HB 12 was overwhelmingly passed by the Texas House of Representatives on May 1o, despite strenuous opposition from police chiefs and sheriffs across Texas, religious leaders, business organizations, civil rights groups (including the Equal Justice Center), and the overwhelming majority of Latino, African-American, Asian, and moderate members of the House.
However, the bill was stopped in the Texas Senate when, in the waning hours of the legislative session, all twelve Democratic senators held firm voting to block further consideration of the bill, even as all 19 Republican senators voted to take up and pass the bill. (Under the rules of the Texas Senate, bills normally require a two thirds majority to proceed to full floor debate and a final vote). The vote preventing HB 12 from proceeding came up as the last item considered on the Senate agenda Tuesday night May 24 at 11:30pm. With Wednesday May 25 being the last day for unpassed bills to be considered by the Senate this session, opponents of HB 12 kept up a wary vigilance against any last-minute legislative manuever through the day and evening.
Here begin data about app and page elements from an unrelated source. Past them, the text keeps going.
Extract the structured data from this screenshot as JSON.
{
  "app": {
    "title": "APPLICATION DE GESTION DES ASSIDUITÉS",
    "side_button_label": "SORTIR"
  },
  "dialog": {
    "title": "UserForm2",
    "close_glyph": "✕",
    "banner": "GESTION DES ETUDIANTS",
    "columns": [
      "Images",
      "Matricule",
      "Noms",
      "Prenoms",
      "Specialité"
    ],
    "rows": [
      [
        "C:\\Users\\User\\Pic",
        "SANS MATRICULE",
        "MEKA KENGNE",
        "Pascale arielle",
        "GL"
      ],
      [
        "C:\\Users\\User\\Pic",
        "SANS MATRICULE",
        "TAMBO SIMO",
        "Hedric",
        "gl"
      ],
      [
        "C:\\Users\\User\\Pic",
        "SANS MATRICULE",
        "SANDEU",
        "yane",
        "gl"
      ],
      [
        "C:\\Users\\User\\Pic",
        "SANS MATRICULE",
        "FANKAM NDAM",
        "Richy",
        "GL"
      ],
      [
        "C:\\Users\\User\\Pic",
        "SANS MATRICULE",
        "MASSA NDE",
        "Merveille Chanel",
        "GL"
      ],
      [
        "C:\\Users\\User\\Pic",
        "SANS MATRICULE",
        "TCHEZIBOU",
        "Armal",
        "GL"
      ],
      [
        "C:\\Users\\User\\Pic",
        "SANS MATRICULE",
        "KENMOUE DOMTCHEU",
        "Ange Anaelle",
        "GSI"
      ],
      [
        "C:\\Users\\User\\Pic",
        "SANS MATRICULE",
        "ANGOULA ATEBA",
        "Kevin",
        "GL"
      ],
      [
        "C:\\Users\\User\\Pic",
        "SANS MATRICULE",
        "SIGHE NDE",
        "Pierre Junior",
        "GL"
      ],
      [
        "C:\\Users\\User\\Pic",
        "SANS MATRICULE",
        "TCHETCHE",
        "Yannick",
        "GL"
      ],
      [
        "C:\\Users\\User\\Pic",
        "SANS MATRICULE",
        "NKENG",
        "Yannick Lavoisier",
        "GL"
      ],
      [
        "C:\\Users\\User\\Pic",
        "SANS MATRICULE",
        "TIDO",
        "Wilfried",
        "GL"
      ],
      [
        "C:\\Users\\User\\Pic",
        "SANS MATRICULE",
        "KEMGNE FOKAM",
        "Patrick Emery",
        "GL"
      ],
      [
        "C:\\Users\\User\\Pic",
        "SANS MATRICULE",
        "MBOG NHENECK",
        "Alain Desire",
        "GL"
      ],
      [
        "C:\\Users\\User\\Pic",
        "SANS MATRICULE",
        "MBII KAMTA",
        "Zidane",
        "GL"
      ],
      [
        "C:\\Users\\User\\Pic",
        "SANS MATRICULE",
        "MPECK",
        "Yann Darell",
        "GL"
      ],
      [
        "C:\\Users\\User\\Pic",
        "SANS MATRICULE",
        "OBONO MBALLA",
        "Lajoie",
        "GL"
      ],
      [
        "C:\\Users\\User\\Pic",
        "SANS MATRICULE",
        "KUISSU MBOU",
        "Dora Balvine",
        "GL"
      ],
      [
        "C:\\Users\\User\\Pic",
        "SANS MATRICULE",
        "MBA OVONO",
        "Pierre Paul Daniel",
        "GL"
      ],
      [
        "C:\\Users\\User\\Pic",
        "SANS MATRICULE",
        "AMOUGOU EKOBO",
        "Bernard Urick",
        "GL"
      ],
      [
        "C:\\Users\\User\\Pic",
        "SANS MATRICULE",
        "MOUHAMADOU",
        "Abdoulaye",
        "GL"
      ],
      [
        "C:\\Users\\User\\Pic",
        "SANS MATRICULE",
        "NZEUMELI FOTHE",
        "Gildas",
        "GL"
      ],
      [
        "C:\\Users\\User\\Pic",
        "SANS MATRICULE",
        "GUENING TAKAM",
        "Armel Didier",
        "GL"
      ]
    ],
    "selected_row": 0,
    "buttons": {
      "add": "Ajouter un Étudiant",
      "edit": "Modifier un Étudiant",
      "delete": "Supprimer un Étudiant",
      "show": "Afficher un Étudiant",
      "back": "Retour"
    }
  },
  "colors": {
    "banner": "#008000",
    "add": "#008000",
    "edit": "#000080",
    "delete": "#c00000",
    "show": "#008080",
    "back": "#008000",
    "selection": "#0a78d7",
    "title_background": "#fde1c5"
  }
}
When the Senate finally adjourned Wednesday night at 11:00pm any chance for HB 12 to be enacted this session ended. Final adjournment of the 2011 regular session of the Texas Legislature in May 30, with only conference bills already passed by both houses allowed for consideration in the final few days.
Unfortunately Governor Perry, determined to establish an anti-immigrant reputation which can appeal to right wing Republican voters, resurrected the provisions of HB 12 a week after the conclusion of the regular session, by putting in on the agenda for the subsequent special session of the Legislature. The new version introduced into the special session is designated Senate Bill 9 and House Bill 9.
The less demanding rules of the special session mean that the bill is likely to be passed with Republican votes alone, in spite of unanimous opposition by Senate and House Democrats. One consequence of reintroducing the measure in the special session, however, has been to cast a much more glaring spotlight on the anti-Latino, anti-immigrant, and anti-law enforcement aspects of the bill, with greatly increased potential for long-term political consequences among the growing number of voters from Latino and immigrant families. Even if the bill is eventually enacted in the special session, some commentators suggest that its defeat in the regular session, on a straight party-line vote, may ultimately prove to be more significant in the political realignment that many expect to accompany the changing demographics of Texas.
• More about what was wrong with HB 9 and SB 9
• See Broad opposition to HB 12 by law enforcement leaders, religious leaders, business groups, and civil rights organizations
• See handout fact sheet about HB 12